WORK REQUIRED
List, from the lines below, each one with "priority" in it.

GIVEN INFORMATION
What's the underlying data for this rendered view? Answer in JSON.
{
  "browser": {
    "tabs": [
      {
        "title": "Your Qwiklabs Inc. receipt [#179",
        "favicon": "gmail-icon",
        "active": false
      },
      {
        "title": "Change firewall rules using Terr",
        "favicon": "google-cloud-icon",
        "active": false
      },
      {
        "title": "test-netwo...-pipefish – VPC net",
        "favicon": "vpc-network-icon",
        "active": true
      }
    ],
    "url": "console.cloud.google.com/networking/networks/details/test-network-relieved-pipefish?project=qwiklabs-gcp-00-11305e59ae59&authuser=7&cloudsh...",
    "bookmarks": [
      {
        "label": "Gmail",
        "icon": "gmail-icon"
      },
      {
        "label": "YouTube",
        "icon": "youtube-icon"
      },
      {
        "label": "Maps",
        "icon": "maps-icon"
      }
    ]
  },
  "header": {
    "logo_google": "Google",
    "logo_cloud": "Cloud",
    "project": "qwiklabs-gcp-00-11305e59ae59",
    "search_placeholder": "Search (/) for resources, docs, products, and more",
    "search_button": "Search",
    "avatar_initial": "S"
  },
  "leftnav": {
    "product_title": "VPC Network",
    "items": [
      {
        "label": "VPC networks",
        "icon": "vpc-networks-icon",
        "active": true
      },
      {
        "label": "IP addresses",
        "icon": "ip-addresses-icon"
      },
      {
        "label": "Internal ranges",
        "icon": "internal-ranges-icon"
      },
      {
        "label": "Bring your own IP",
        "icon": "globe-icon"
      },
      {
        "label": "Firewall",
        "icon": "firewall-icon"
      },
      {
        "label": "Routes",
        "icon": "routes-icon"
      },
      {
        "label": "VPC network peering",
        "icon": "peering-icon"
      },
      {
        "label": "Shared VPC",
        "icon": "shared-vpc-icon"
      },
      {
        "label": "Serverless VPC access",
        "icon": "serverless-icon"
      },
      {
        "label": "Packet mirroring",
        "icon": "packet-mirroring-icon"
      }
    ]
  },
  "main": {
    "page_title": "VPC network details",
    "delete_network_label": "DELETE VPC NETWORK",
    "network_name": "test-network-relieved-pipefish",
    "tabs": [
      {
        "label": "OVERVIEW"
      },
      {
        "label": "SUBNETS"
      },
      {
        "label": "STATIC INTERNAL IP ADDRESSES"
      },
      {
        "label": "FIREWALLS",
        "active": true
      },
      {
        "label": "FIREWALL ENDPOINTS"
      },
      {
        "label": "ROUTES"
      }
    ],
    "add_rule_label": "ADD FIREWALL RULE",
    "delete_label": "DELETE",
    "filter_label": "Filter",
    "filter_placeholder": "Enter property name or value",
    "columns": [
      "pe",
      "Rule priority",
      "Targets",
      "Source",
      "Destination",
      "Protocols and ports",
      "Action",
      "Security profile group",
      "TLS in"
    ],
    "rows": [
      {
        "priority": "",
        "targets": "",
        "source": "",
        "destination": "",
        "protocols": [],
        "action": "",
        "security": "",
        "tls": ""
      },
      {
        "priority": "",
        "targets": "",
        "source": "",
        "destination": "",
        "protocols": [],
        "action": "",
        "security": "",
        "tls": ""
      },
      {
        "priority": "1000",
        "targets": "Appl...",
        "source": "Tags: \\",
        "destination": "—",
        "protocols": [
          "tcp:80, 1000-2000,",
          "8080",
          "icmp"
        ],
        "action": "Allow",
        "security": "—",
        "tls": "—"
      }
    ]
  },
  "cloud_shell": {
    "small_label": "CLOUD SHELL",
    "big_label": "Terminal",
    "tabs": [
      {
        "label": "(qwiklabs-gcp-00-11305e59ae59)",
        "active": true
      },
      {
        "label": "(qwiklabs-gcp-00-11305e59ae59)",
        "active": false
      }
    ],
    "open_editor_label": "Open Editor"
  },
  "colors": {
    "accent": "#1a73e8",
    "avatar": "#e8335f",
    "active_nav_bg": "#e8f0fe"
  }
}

ANSWER TO THIS EXERCISE
      "Rule priority",
        "priority": "",
        "priority": "",
        "priority": "1000",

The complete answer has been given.